Two years into its term and with the impeachment trial over, the Aquino Administration now owns its next 4 years of Government. The bad news? It can no longer blame the past for its failures. It’s show time.
Where are we today?
Economically, we are significantly better than we were 2 years ago but short of where we need to be. The stock market and real estate are at record highs, foreign investments are flowing in albeit selectively, our banking system is sound, our fiscal situation is improving and we could soon earn an investment grade rating.
Yet that is not enough. We are uncompetitive in manufacturing, there is little value added in our exports and extractive resources, our infrastructure is decaying (witness the power situation in the south and the state of our airports), our educational system cannot cope with the increasing demands for skilled manpower.
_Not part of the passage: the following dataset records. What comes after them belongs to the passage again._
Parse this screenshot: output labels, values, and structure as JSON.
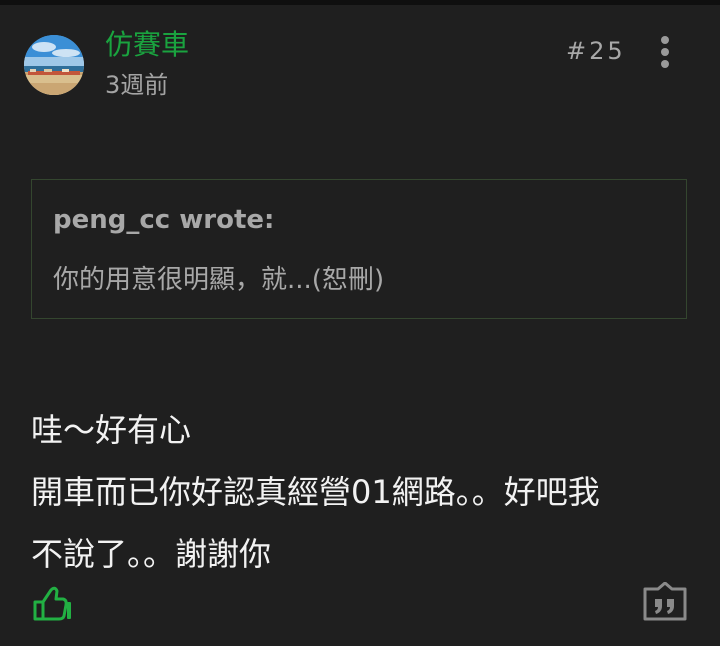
{
  "post": {
    "author": "仿賽車",
    "time": "3週前",
    "floor": "#25",
    "quote": {
      "author": "peng_cc wrote:",
      "text": "你的用意很明顯，就...(恕刪)"
    },
    "body_lines": [
      "哇～好有心",
      "開車而已你好認真經營01網路。。好吧我",
      "不說了。。謝謝你"
    ]
  },
  "icons": {
    "avatar": "avatar-beach-photo",
    "more": "more-vertical-icon",
    "like": "thumbs-up-icon",
    "reply_quote": "quote-reply-icon"
  },
  "colors": {
    "background": "#1f1f1f",
    "author": "#1aa33f",
    "like_icon": "#22b043",
    "quote_border": "#34462f",
    "secondary_text": "#a8a8a8",
    "body_text": "#f2f2f2"
  }
}
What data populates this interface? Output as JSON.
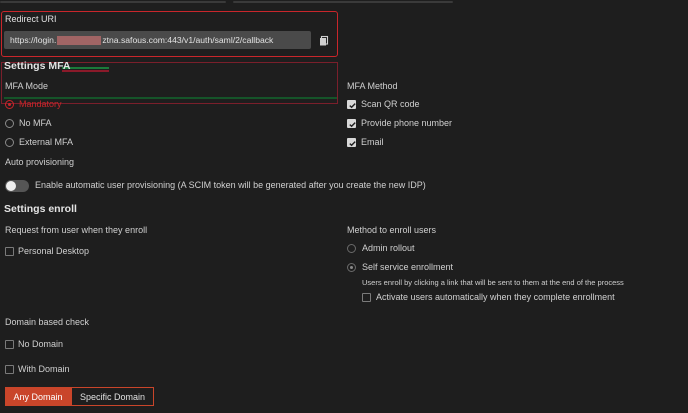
{
  "redirect": {
    "label": "Redirect URI",
    "uri_prefix": "https://login.",
    "uri_suffix": "ztna.safous.com:443/v1/auth/saml/2/callback",
    "copy_icon": "copy-icon"
  },
  "mfa": {
    "title": "Settings MFA",
    "mode_label": "MFA Mode",
    "modes": [
      "Mandatory",
      "No MFA",
      "External MFA"
    ],
    "method_label": "MFA Method",
    "methods": [
      "Scan QR code",
      "Provide phone number",
      "Email"
    ]
  },
  "provision": {
    "label": "Auto provisioning",
    "toggle_label": "Enable automatic user provisioning (A SCIM token will be generated after you create the new IDP)"
  },
  "enroll": {
    "title": "Settings enroll",
    "request_label": "Request from user when they enroll",
    "request_option": "Personal Desktop",
    "method_label": "Method to enroll users",
    "methods": [
      "Admin rollout",
      "Self service enrollment"
    ],
    "self_service_note": "Users enroll by clicking a link that will be sent to them at the end of the process",
    "activate_label": "Activate users automatically when they complete enrollment"
  },
  "domain": {
    "label": "Domain based check",
    "options": [
      "No Domain",
      "With Domain"
    ],
    "buttons": [
      "Any Domain",
      "Specific Domain"
    ]
  },
  "colors": {
    "accent": "#c9262b",
    "button": "#c9452a",
    "background": "#1e1e1e"
  }
}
The number of unemployed and underemployed continues to grow as does the income inequality. The only beneficiaries of the economic surge have been the wealthy.
We have eradicated big time corruption –the ZTE, DBP/Philex and MRT muggings- but it remains an everyday occurrence for the man in the street. Justice is still subject to influence and the highest bidder. I have personal experience of this.
Despite the fanfare, corruption in the bureaucracy is unabated. Like the iceberg that sank the Titanic, 90% of corruption is hidden underwater. The most notable example is in the Dept. of Education where purchasing and moneyflows are controlled by syndicates. In a story that could soon surface, the Department has stopped remitting salary deductions to at least one financial institution with teacher loans, threatening to push it into banruptcy.
Not much has changed in our political culture. The line-ups for next year’s elections show that family dynasties and money are still the driving forces. The Ampatuans and corporate criminals are still out in the streets, protected by influence and expensive lawyers.
All this explains why, despite the headlines about our improved economy and governance, the President’s poll numbers are declining. The Filipino does not see the Government as relevant to him and when he does it is its ugly side.
The President’s State of the Nation is due in July. We hope it will not be an ode to the Administration’s achievements but a detailed prescription for the future. We hope it will not be a compendium of platitudes but a checklist of things to do and how to do it.